Vauxhall, Oval & Kennington

Vauxhall Cross, Nine Elms and Battersea


This was the year when the full impact of the Nine Elms developments became clear to all. The planners, developers and architects clearly took their inspiration from post-war new brutalist planners and architects who had won prizes for high density public housing - in which they themselves would of course never choose to live. One prominent example - 'an icon of its time' - was Park Hill in Sheffield:

Another source of inspiration - quite nearby in London - may have been the Aylesbury Estate.

This is the resultant developer's vision for the residential blocks that would lie between the railway and Nine Elms Lane.

21st Century brutalist architecture was therefore soon to be found springing up along Nine Elms Lane. Here is the Riverlight development followed by Embassy Gardens.

But a different approach was being taken nearer to Vauxhall Cross, where the buildings were going to be a lot higher, but more spaced out. This is a photo taken on Wandsworth Road, near the corner with Wilcox Road. The building in the foreground is Nine Elms Point with the already completed St George Tower in the background and the initial stump of Vauxhall Sky Gardens to the right.

And here, for future comparison purposes, is the view from Ruskin Park, well to the south of Vauxhall.
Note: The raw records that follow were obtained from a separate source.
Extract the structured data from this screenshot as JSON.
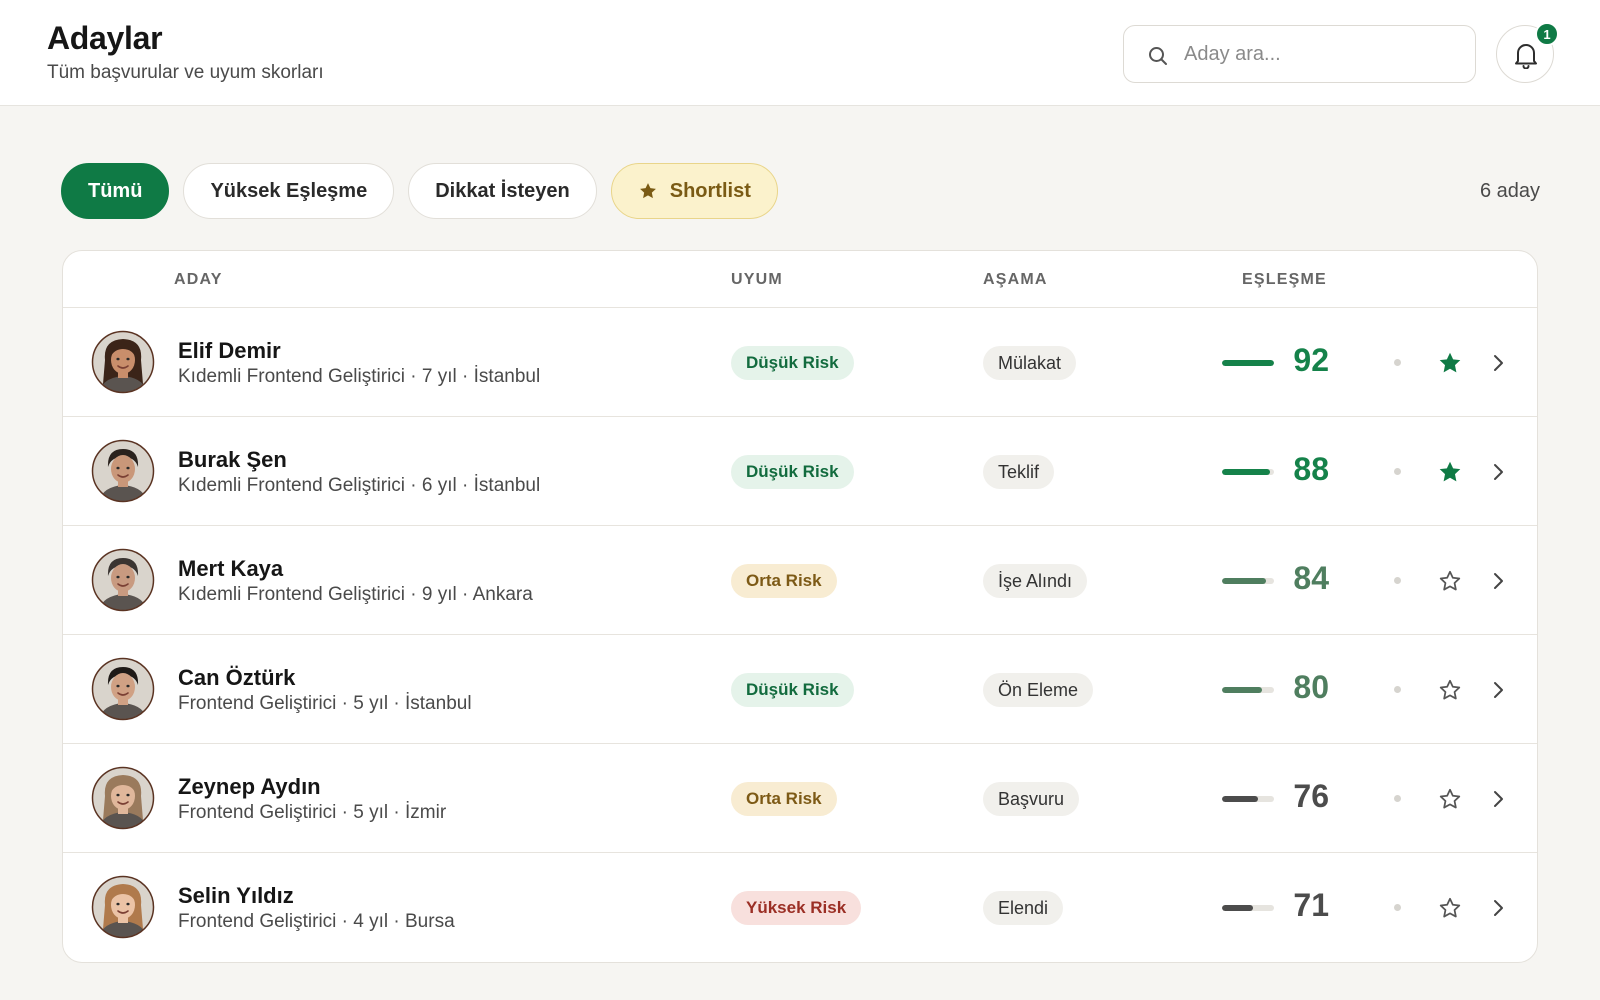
{
  "header": {
    "title": "Adaylar",
    "subtitle": "Tüm başvurular ve uyum skorları",
    "search_placeholder": "Aday ara...",
    "notification_count": "1"
  },
  "filters": [
    {
      "label": "Tümü",
      "state": "active"
    },
    {
      "label": "Yüksek Eşleşme",
      "state": "default"
    },
    {
      "label": "Dikkat İsteyen",
      "state": "default"
    },
    {
      "label": "Shortlist",
      "state": "shortlist",
      "icon": "star-icon"
    }
  ],
  "candidate_count": "6 aday",
  "table": {
    "columns": [
      "ADAY",
      "UYUM",
      "AŞAMA",
      "EŞLEŞME"
    ],
    "rows": [
      {
        "name": "Elif Demir",
        "meta": "Kıdemli Frontend Geliştirici · 7 yıl · İstanbul",
        "risk": "Düşük Risk",
        "risk_level": "low",
        "stage": "Mülakat",
        "score": "92",
        "match": 0.92,
        "starred": true,
        "avatar": {
          "skin": "#c98e6b",
          "hair": "#3b2418",
          "long_hair": true
        }
      },
      {
        "name": "Burak Şen",
        "meta": "Kıdemli Frontend Geliştirici · 6 yıl · İstanbul",
        "risk": "Düşük Risk",
        "risk_level": "low",
        "stage": "Teklif",
        "score": "88",
        "match": 0.88,
        "starred": true,
        "avatar": {
          "skin": "#c99779",
          "hair": "#2a221d",
          "long_hair": false
        }
      },
      {
        "name": "Mert Kaya",
        "meta": "Kıdemli Frontend Geliştirici · 9 yıl · Ankara",
        "risk": "Orta Risk",
        "risk_level": "mid",
        "stage": "İşe Alındı",
        "score": "84",
        "match": 0.84,
        "starred": false,
        "avatar": {
          "skin": "#c89a80",
          "hair": "#3a3431",
          "long_hair": false
        }
      },
      {
        "name": "Can Öztürk",
        "meta": "Frontend Geliştirici · 5 yıl · İstanbul",
        "risk": "Düşük Risk",
        "risk_level": "low",
        "stage": "Ön Eleme",
        "score": "80",
        "match": 0.8,
        "starred": false,
        "avatar": {
          "skin": "#d0a184",
          "hair": "#1f1a17",
          "long_hair": false
        }
      },
      {
        "name": "Zeynep Aydın",
        "meta": "Frontend Geliştirici · 5 yıl · İzmir",
        "risk": "Orta Risk",
        "risk_level": "mid",
        "stage": "Başvuru",
        "score": "76",
        "match": 0.76,
        "starred": false,
        "avatar": {
          "skin": "#e0b79b",
          "hair": "#9a7a5c",
          "long_hair": true
        }
      },
      {
        "name": "Selin Yıldız",
        "meta": "Frontend Geliştirici · 4 yıl · Bursa",
        "risk": "Yüksek Risk",
        "risk_level": "high",
        "stage": "Elendi",
        "score": "71",
        "match": 0.71,
        "starred": false,
        "avatar": {
          "skin": "#ebc3a6",
          "hair": "#b07a4c",
          "long_hair": true
        }
      }
    ]
  },
  "colors": {
    "brand_green": "#0f7a45",
    "risk_low": "#126b3e",
    "risk_mid": "#7d5a16",
    "risk_high": "#9b2f25",
    "shortlist_bg": "#fbf2cc",
    "score_strong": "#15824a",
    "score_mid": "#4f7e5f",
    "score_low": "#4c4c4c"
  }
}
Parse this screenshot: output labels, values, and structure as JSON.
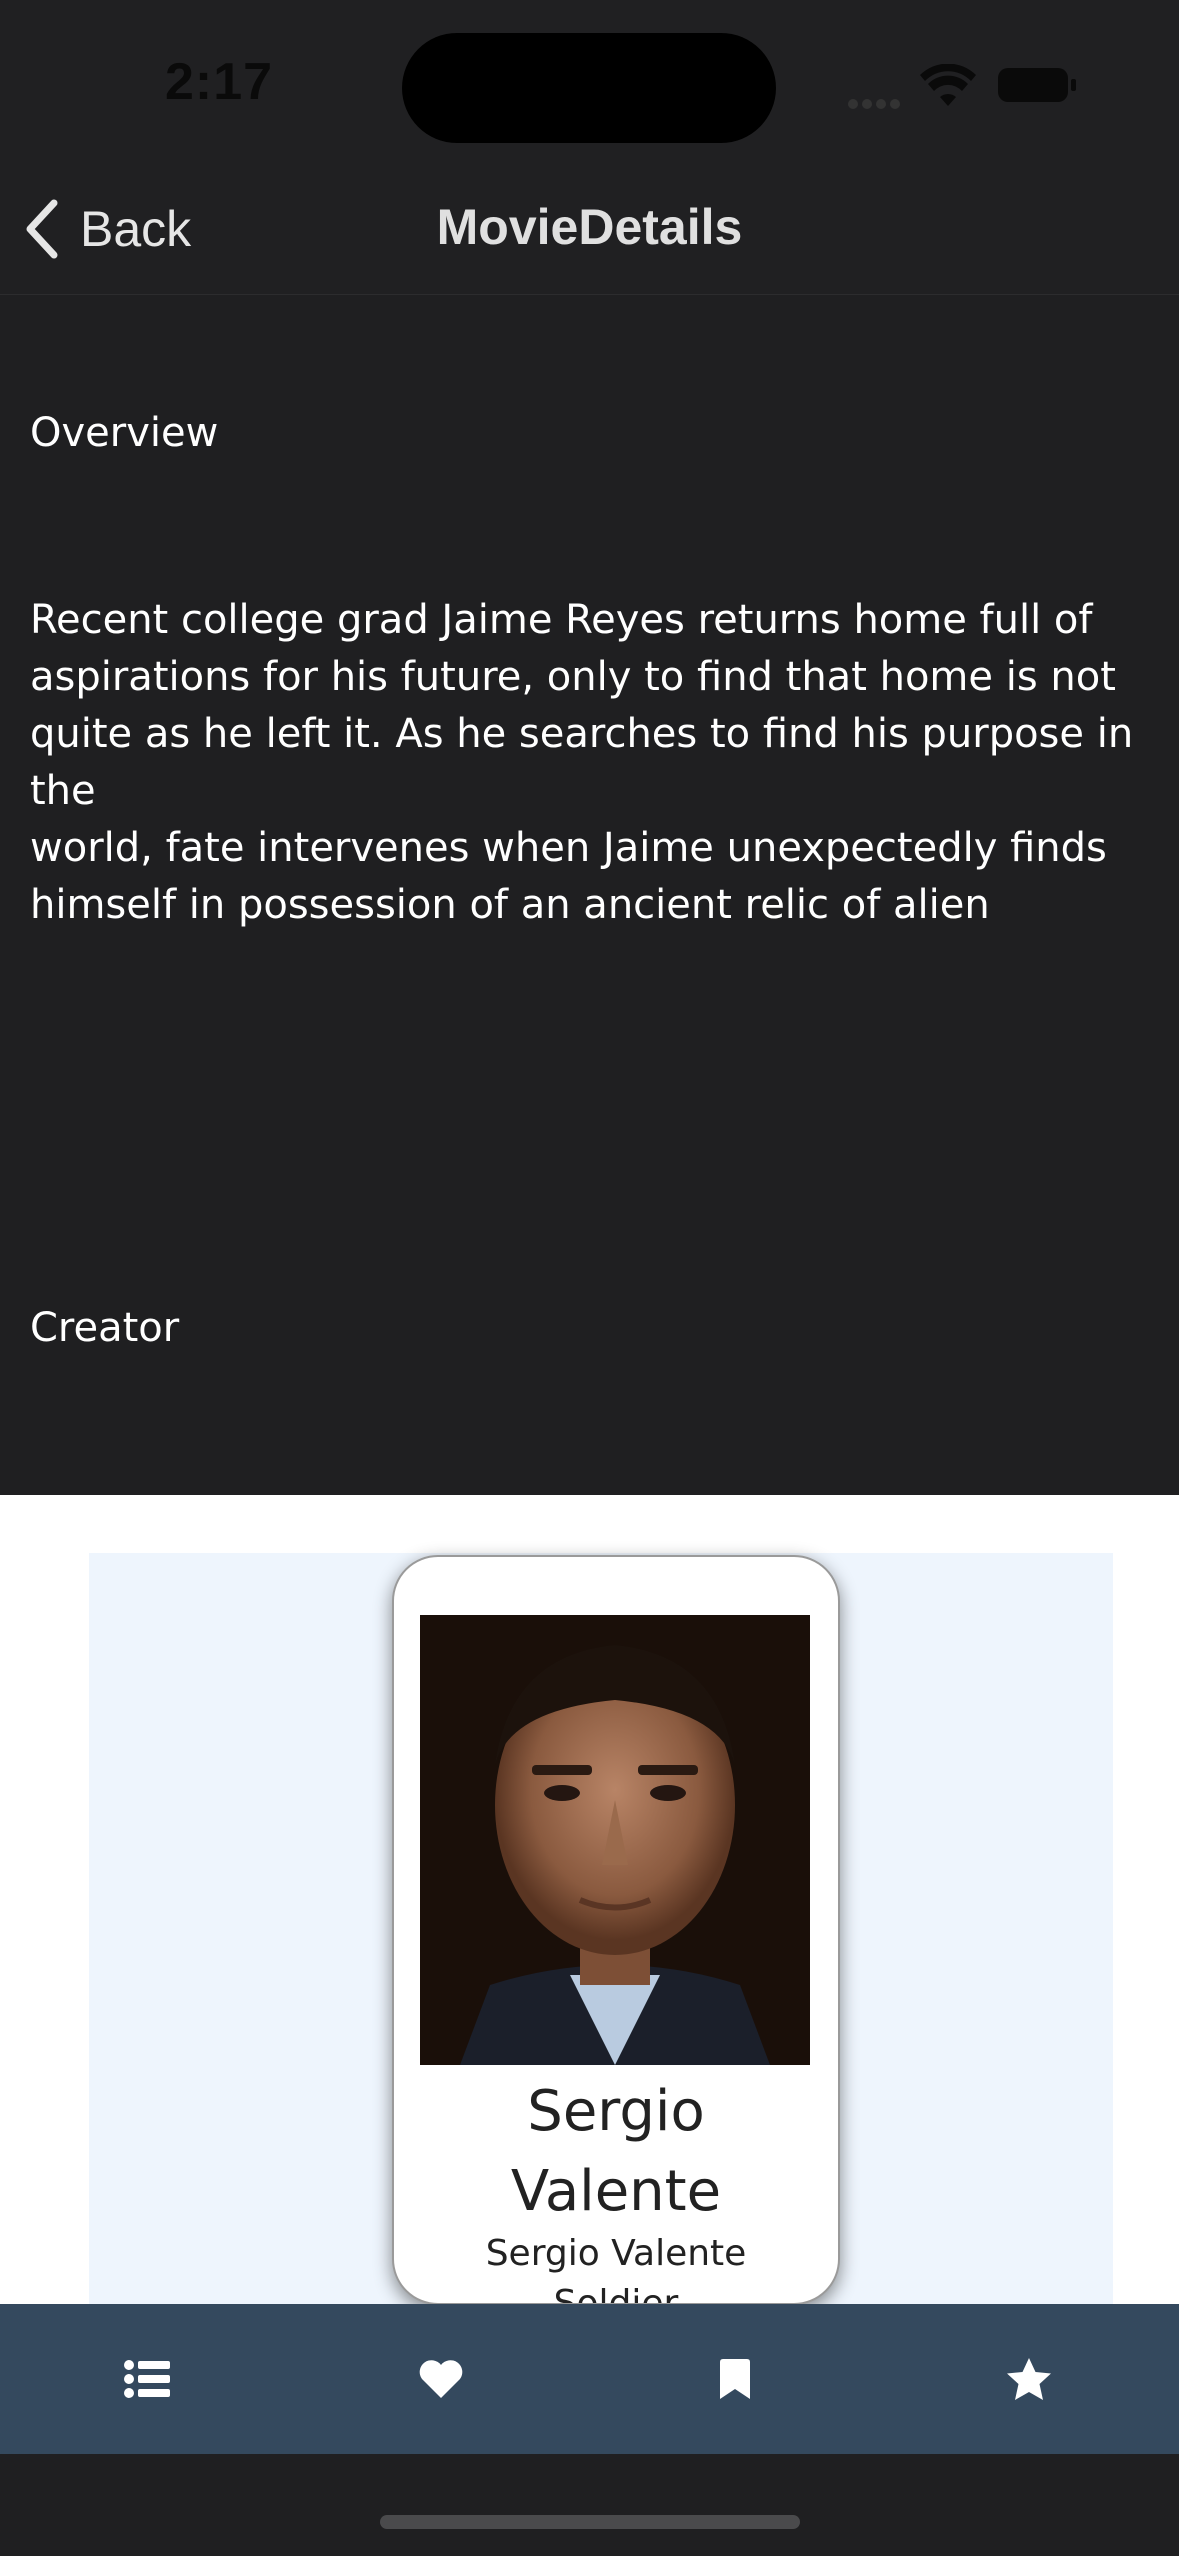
{
  "status_bar": {
    "time": "2:17"
  },
  "nav": {
    "back_label": "Back",
    "title": "MovieDetails"
  },
  "overview": {
    "label": "Overview",
    "lines": [
      "Recent college grad Jaime Reyes returns home full of",
      "aspirations for his future, only to find that home is not",
      "quite as he left it. As he searches to find his purpose in the",
      "world, fate intervenes when Jaime unexpectedly finds",
      "himself in possession of an ancient relic of alien"
    ]
  },
  "creator": {
    "label": "Creator",
    "card": {
      "name_line1": "Sergio",
      "name_line2": "Valente",
      "subtitle": "Sergio Valente",
      "role": "Soldier"
    }
  },
  "tab_bar": {
    "background": "#34495e",
    "items": [
      {
        "name": "list-icon"
      },
      {
        "name": "heart-icon"
      },
      {
        "name": "bookmark-icon"
      },
      {
        "name": "star-icon"
      }
    ]
  }
}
Finally, here is an aerial view of Nine Elms towards the end of 2015. Down from the top of the picture you can see Battersea Park, the Battersea Power Station, Riverlight, Embassy Gardens, the new US Embassy, and St George Tower/Wharf. On this side of the railway line, from the left, are Nine Elms Point and Vauxhall Sky Gardens (both under construction) and Keybridge House (about to be demolished). Vauxhall Park is in the foreground.


Martin Stanley